If you listen to the 40th edition of the album, slightly different mixes of songs can be heard. Along with that two extra tracks:You Need Meat (Don’t Go No Further) is a bluesy romp sung by Ray Manzarek, and Orange County Suite is a sorrowful song recorded by Morrison alone on the piano and given sparse back instrumentation by his band mates after his death. It was likely written for his girlfriend Pamela Courson.

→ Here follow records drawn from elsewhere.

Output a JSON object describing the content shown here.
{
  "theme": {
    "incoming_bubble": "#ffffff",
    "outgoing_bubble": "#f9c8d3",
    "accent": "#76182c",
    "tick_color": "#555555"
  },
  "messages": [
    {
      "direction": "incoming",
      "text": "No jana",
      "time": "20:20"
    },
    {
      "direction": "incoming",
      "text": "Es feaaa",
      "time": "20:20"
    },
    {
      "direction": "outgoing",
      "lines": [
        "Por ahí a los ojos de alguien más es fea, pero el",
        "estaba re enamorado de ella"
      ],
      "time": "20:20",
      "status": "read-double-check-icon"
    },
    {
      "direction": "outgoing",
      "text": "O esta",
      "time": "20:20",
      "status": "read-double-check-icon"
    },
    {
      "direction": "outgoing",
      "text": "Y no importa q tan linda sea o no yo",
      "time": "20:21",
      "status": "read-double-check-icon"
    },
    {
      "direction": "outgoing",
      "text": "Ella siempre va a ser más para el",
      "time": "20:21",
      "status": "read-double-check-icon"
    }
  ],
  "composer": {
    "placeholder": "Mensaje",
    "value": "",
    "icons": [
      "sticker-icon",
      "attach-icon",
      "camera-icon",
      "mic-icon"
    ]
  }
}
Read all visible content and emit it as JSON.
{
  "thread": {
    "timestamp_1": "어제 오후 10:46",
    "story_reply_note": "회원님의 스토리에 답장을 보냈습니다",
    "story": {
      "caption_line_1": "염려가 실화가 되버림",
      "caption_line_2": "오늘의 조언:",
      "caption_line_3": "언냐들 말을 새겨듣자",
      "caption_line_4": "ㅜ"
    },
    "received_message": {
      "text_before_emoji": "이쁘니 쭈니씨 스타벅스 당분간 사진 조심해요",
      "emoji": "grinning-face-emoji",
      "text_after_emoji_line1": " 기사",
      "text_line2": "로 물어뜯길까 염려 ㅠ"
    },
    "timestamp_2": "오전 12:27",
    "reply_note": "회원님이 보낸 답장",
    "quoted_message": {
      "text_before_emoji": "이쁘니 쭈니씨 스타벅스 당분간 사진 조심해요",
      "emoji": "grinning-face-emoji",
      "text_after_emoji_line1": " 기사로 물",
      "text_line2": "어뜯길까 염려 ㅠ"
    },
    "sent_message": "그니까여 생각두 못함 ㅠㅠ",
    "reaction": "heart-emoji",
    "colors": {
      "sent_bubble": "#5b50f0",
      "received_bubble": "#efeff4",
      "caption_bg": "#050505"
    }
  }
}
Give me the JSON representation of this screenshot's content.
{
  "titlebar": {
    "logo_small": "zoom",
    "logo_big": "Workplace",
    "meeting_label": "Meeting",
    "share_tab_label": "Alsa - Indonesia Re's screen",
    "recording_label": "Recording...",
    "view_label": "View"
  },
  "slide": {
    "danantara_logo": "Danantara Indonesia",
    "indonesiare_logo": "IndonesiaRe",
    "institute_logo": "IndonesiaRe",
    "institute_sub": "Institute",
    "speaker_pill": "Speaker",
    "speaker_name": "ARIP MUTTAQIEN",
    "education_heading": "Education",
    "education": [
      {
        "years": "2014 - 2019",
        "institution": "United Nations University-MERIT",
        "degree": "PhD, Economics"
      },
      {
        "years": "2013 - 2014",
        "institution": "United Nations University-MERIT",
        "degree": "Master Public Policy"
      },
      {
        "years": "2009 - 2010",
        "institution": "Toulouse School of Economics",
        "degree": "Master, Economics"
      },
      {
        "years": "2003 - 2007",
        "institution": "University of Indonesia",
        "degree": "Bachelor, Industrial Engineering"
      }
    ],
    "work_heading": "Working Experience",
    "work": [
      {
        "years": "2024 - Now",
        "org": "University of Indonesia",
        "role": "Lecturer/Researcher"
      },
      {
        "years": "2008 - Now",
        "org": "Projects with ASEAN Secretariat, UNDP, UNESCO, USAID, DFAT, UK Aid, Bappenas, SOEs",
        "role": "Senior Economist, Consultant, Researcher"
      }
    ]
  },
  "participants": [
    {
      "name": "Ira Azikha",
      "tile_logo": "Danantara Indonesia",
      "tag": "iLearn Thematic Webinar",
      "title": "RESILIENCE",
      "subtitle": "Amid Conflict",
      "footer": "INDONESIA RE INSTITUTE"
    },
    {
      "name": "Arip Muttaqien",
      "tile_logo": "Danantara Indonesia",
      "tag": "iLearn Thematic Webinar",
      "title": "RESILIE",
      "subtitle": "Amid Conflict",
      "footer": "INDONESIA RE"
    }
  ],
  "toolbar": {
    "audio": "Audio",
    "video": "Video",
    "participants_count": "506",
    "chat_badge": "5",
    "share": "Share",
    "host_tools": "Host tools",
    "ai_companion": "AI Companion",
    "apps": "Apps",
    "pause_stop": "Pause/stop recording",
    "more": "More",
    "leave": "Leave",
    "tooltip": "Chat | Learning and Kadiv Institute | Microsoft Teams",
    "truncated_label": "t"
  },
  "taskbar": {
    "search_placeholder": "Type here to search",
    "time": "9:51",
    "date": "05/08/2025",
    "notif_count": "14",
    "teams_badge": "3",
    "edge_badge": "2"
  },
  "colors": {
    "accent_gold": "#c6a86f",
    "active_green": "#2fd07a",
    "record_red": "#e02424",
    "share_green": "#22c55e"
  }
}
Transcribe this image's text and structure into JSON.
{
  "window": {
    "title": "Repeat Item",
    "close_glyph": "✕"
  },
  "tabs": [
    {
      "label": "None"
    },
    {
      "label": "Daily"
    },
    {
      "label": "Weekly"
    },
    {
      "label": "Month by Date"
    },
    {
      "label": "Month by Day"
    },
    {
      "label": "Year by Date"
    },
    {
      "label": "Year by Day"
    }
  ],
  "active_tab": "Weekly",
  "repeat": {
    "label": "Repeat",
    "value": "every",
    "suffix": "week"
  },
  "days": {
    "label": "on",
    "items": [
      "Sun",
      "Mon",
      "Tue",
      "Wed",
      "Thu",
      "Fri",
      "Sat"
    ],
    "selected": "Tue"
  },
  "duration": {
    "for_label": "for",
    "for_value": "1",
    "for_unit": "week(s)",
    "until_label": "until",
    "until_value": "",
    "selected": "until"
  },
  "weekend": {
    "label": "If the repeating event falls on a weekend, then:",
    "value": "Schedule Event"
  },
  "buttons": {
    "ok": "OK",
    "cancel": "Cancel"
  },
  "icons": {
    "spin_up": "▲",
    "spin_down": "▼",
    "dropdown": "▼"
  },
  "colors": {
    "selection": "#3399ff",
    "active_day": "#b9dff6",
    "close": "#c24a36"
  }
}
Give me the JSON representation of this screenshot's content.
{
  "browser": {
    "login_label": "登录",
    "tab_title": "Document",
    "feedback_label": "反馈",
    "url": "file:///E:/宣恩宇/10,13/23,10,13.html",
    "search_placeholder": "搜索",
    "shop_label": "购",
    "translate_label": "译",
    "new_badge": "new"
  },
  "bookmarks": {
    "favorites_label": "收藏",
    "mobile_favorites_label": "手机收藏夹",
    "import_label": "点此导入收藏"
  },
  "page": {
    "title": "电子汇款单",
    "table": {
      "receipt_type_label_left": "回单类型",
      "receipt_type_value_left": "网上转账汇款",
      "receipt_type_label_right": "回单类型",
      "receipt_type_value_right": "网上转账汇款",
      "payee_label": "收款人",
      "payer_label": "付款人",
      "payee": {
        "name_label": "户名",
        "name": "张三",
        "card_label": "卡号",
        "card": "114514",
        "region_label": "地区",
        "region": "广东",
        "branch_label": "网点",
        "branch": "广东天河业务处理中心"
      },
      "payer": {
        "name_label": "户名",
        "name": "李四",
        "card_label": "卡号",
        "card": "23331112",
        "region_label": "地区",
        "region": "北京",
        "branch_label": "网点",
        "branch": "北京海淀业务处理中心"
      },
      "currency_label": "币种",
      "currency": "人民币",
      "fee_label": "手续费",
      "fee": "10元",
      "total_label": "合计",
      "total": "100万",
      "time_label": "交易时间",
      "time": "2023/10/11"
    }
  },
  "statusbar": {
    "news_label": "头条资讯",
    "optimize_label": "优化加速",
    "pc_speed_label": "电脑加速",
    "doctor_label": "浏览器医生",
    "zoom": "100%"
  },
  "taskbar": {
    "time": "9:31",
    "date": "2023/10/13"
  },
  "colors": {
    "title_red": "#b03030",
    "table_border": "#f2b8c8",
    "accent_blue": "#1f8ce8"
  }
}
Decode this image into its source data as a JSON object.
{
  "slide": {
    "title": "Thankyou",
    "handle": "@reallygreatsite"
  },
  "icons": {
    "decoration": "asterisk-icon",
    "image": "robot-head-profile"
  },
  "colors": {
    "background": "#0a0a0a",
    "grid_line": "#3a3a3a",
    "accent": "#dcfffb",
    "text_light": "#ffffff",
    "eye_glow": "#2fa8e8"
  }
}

L.A. Woman is one of the best albums to come out of the fall of the counterculture movement in the late sixties. Most people in that generation were extolling the happiness and freedom a life of love and drugs could bring. The Doors were a band of that exciting time set apart by their propensity to explore the darker elements of the summer of love. It is the final album by The Doors with Jim Morrison, widely regarded as one of the most popular rock icons of his generation and a national poet for the counterculture movement. The album is certified double platinum in the United States. Give it a listen if you have 40 minutes to spare.